At Tribeca’s Cinemania program, the weirder, the better. A diverse collection of eight horror, crime, and sex films, the fest’s genre slate features a few too many retreads this year, including two found-footage Blair Witch Project knockoffs in Grave Encounters and The Trollhunter. But its three best selections, all unhinged and going for broke, deliver the gory and gonzo goods.
Beyond the Black Rainbow
Panos Cosmatos’s sci-fi saga is a head-scratcher, a patience-tester, and a mind-bender. Set in an alterna-reality 1983, its tale—of a lunatic research doctor, his young female patient/captive, and happiness-producing pills that lead to alien madness—is unadulterated oblique insanity told via a pastiche style indebted not just to famed auteurs like Kubrick and Argento but also ’70s and ’80s future-fantasy B-movies. Whether it all makes sense is irrelevant; it’s a dystopian nightmare of inkblot hellholes, psychic powers, and bald demons into which one doesn’t enter so much as plummet.
A musical variation of a Japanese soft-core porn pink film shot by famed cinematographer Christopher Doyle (In the Mood for Love, Hero) with a stylized naturalism that amplifies the material’s absurdity, Shinji Imaoka’s ode to eternal love marries surreal whimsy and earnest empathy.

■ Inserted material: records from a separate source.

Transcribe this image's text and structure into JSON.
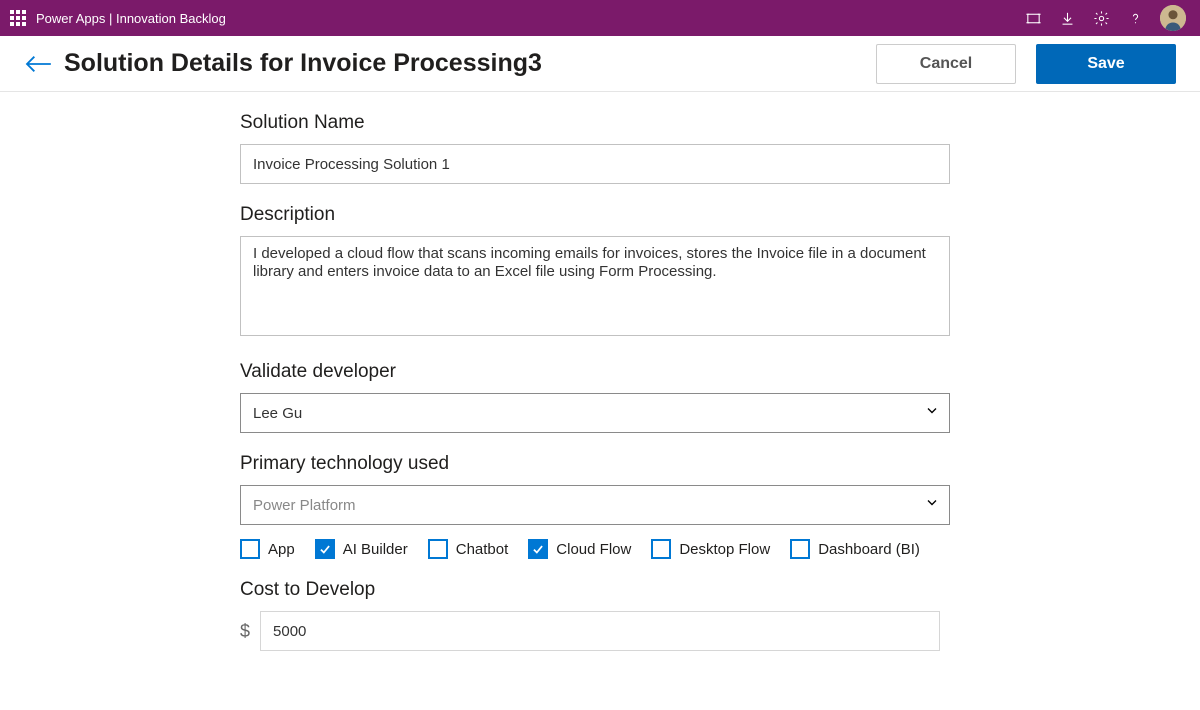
{
  "topbar": {
    "title": "Power Apps  |  Innovation Backlog"
  },
  "header": {
    "title": "Solution Details for Invoice Processing3",
    "cancel_label": "Cancel",
    "save_label": "Save"
  },
  "form": {
    "solution_name_label": "Solution Name",
    "solution_name_value": "Invoice Processing Solution 1",
    "description_label": "Description",
    "description_value": "I developed a cloud flow that scans incoming emails for invoices, stores the Invoice file in a document library and enters invoice data to an Excel file using Form Processing.",
    "validate_developer_label": "Validate developer",
    "validate_developer_value": "Lee Gu",
    "primary_tech_label": "Primary technology used",
    "primary_tech_value": "Power Platform",
    "checkboxes": [
      {
        "label": "App",
        "checked": false
      },
      {
        "label": "AI Builder",
        "checked": true
      },
      {
        "label": "Chatbot",
        "checked": false
      },
      {
        "label": "Cloud Flow",
        "checked": true
      },
      {
        "label": "Desktop Flow",
        "checked": false
      },
      {
        "label": "Dashboard (BI)",
        "checked": false
      }
    ],
    "cost_label": "Cost to Develop",
    "cost_currency": "$",
    "cost_value": "5000"
  }
}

The story of a fish-factory worker whose life is complicated by the arrival of a dead high school crush who’s now a kappa—a mythical man-creature with a beak, tortoise shell, and hairless scalp—this bizarro romance randomly indulges flights of song-and-dance fancy set to tunes by French-German duo Stereo Total, as well as serves up multiple bouts of explicit interspecies eroticism.
Dick Maas’s Santa Claus slasher film repurposes genre conventions to amusing ends, imagining Holland’s version of the jolly old soul as a Freddy Krueger fiend who, burned alive for heinous crimes centuries earlier, returns to wreak havoc on the naughty and nice. If never outright frightful, it remains a jokey and reverential Wes Craven–via–John Carpenter riff fit for a midnight bill.
This article from the Village Voice Archive was posted on April 20, 2011